David Lynch’s psycho-sexual thriller masterwork not only paved the way for much of his defining work to come but remains as frightening and potent as it was when it initially premiered. Blue Velvet is a beautiful and tragic story about so many things: corruption of youth, the decline of 1950s idealism, sexual discovery, the face of true evil, and The American Dream. Between all the nightmarish horror of Dennis Hopper’s legendary villain, there are smatterings of nostalgia and melancholy sprinkled in. Lynch puts forward an actual nightmare come to life, which means it must start out very much like a wonderful dream before everything is set to turn on its head. The themes and ideas explored in Blue Velvet would go on to be more thoroughly embodied by Lynch’s later work — namely, Mulholland Dr. (2000) and Twin Peaks (1990-1991 & 2017), the generation-defining television series for which this site is named — but nonetheless, Blue Velvet continues to be a paragon of Lynch’s unique and bizarre kind of filmmaking. A perfect intersection of commercial appeal and Lynchian surreality.
0:00 – 4:57 – David visits Seattle, fishing & horror museums

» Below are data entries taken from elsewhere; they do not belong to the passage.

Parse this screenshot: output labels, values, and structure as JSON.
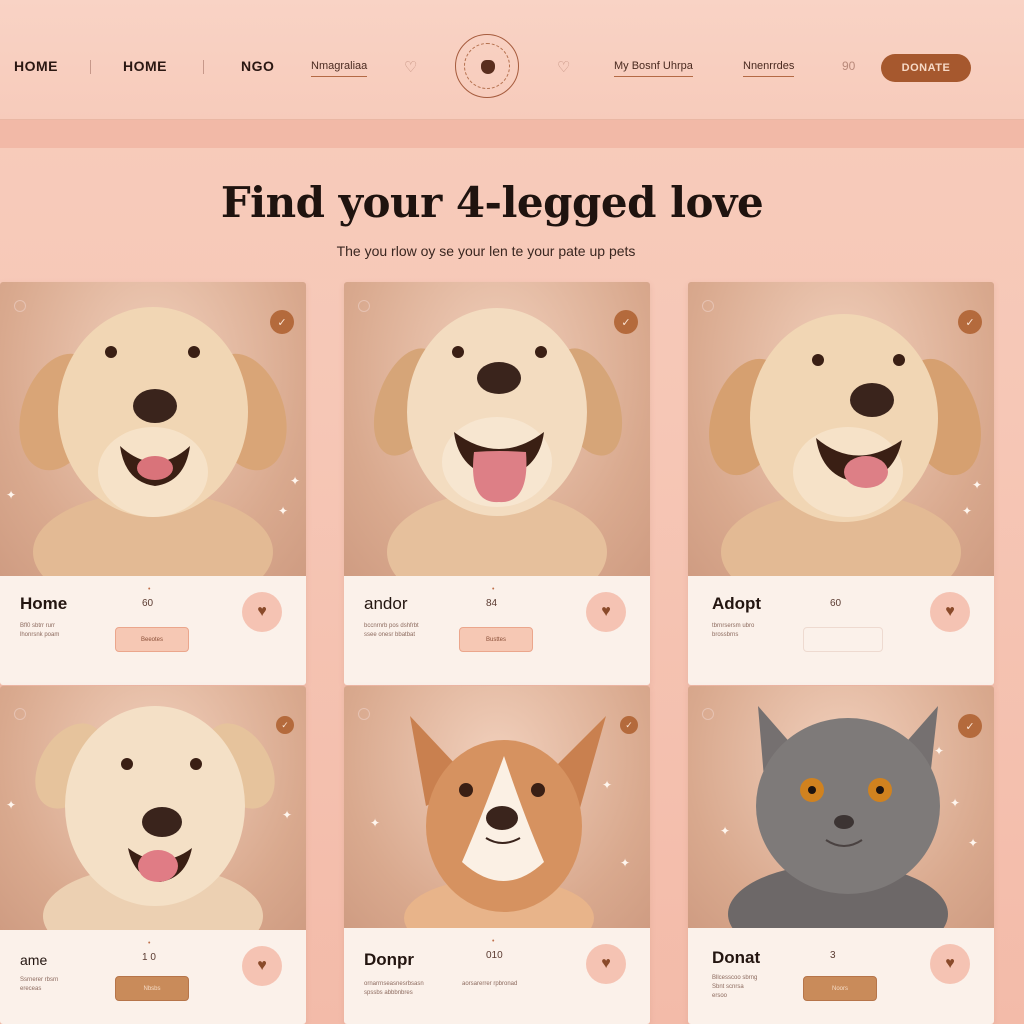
{
  "nav": {
    "items": [
      "HOME",
      "HOME",
      "NGO"
    ],
    "links": [
      "Nmagraliaa",
      "My Bosnf Uhrpa",
      "Nnenrrdes"
    ],
    "paws_text": "90",
    "donate_label": "DONATE",
    "logo_label": "Pet adoption emblem"
  },
  "hero": {
    "title": "Find your 4-legged love",
    "subtitle": "The you rlow oy se your len te your pate up pets"
  },
  "cards": [
    {
      "pet": "golden-retriever",
      "name": "Home",
      "value": "60",
      "tick": "•",
      "desc": "Bfl0 sbtrr rurr\nlhonrsnk poam",
      "button": "Beeotes",
      "button_style": "pink",
      "heart": "♥"
    },
    {
      "pet": "golden-retriever-tongue",
      "name": "andor",
      "value": "84",
      "tick": "•",
      "desc": "bccnrnrb pos dshfrbt\nssee onesr bbatbat",
      "button": "Busttes",
      "button_style": "pink",
      "heart": "♥"
    },
    {
      "pet": "golden-retriever-smile",
      "name": "Adopt",
      "value": "60",
      "tick": "",
      "desc": "tbrnrsersm ubro\nbrossbrns",
      "button": "",
      "button_style": "light",
      "heart": "♥"
    },
    {
      "pet": "cream-puppy",
      "name": "ame",
      "value": "1 0",
      "tick": "•",
      "desc": "Ssrnerer rbsrn\nereceas",
      "button": "Nbsbs",
      "button_style": "dark",
      "heart": "♥"
    },
    {
      "pet": "corgi-puppy",
      "name": "Donpr",
      "value": "010",
      "tick": "•",
      "desc": "ornarrnseasnesrbsasn\nspssbs abbbnbres",
      "desc2": "aorsarerrer rpbronad",
      "button": "",
      "button_style": "none",
      "heart": "♥"
    },
    {
      "pet": "british-shorthair-cat",
      "name": "Donat",
      "value": "3",
      "tick": "",
      "desc": "Bllcesscoo sbrng\nSbnt scnrsa\nersoo",
      "button": "Noors",
      "button_style": "dark",
      "heart": "♥"
    }
  ],
  "colors": {
    "background": "#f6c7b6",
    "accent": "#a6582e",
    "card_info": "#fbf1ea",
    "heart_bg": "#f5c3b3"
  }
}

4:57 – 10:55 – Jojo Rabbit & Alec Baldwin roast
10:55 – 22:00 – Monos, Hustle, The Golfinch
22:00 – 59:22 – Blue Velvet